This heartfelt story is set in the South and told with a Southern charm. Within the first few pages, I could feel the emotions of the main character, Maggie, and understand why she finds comfort in lying about her family life. If only her sugar sweet lies were truth, and little Maggie didn't have a mother that was schizophrenic.

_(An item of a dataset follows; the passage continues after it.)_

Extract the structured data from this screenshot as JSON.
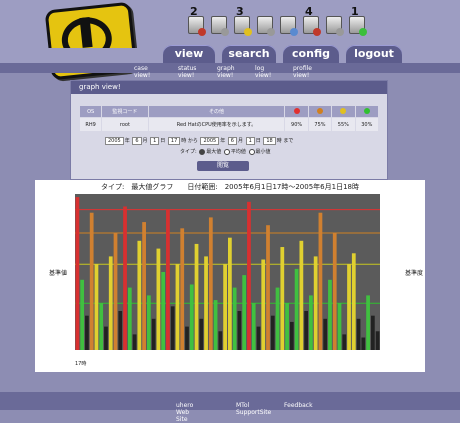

Maggie and her Daddy move to Pearl, Louisiana into a small house near the state mental hospital, where her mother is a patient. The house is equipped with pink azaleas, a tree house in the front yard, and a little girl named Sam. She seems to be a permanent fixture to the house, arriving at a moment's notice on her bicycle with a carefree smile and untamed strawberry-colored hair. Then one day, Sam can no longer hide the truth after appearing beaten. Over a game of "Go Fish" and peanut butter/jelly sandwiches, the girls stop lying about their mamas and realize they share a common bond: mothers that are troubled with sicknesses.
The descriptive, vibrant author takes us on a journey through the lives of two eleven-year-olds as they experience events that most adults will never encounter. They learn how to cope with family issues, a distant community, and learning life lessons. Pour a glass of sweet tea or coffee milk, sit on your porch swing, and enjoy this great read. Well done, Toni Teepell! The truth really is worth telling!